*** Begin section ***

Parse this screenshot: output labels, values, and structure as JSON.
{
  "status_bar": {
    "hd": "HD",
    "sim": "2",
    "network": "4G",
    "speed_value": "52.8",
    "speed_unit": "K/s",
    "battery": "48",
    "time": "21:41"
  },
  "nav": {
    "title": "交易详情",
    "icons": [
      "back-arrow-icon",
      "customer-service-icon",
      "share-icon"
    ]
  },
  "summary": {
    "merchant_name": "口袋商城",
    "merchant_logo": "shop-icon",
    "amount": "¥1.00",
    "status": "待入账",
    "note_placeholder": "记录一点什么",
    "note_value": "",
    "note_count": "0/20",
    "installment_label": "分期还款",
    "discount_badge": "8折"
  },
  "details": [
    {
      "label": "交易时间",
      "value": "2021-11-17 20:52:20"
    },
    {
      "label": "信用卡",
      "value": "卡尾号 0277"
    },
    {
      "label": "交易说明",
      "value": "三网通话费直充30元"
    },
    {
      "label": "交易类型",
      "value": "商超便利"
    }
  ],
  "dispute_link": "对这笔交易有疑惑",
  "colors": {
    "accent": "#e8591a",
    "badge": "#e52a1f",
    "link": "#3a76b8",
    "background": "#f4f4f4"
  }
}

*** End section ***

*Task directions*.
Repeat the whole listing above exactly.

*The answer*.
Parse this screenshot: output labels, values, and structure as JSON.
{
  "status_bar": {
    "hd": "HD",
    "sim": "2",
    "network": "4G",
    "speed_value": "52.8",
    "speed_unit": "K/s",
    "battery": "48",
    "time": "21:41"
  },
  "nav": {
    "title": "交易详情",
    "icons": [
      "back-arrow-icon",
      "customer-service-icon",
      "share-icon"
    ]
  },
  "summary": {
    "merchant_name": "口袋商城",
    "merchant_logo": "shop-icon",
    "amount": "¥1.00",
    "status": "待入账",
    "note_placeholder": "记录一点什么",
    "note_value": "",
    "note_count": "0/20",
    "installment_label": "分期还款",
    "discount_badge": "8折"
  },
  "details": [
    {
      "label": "交易时间",
      "value": "2021-11-17 20:52:20"
    },
    {
      "label": "信用卡",
      "value": "卡尾号 0277"
    },
    {
      "label": "交易说明",
      "value": "三网通话费直充30元"
    },
    {
      "label": "交易类型",
      "value": "商超便利"
    }
  ],
  "dispute_link": "对这笔交易有疑惑",
  "colors": {
    "accent": "#e8591a",
    "badge": "#e52a1f",
    "link": "#3a76b8",
    "background": "#f4f4f4"
  }
}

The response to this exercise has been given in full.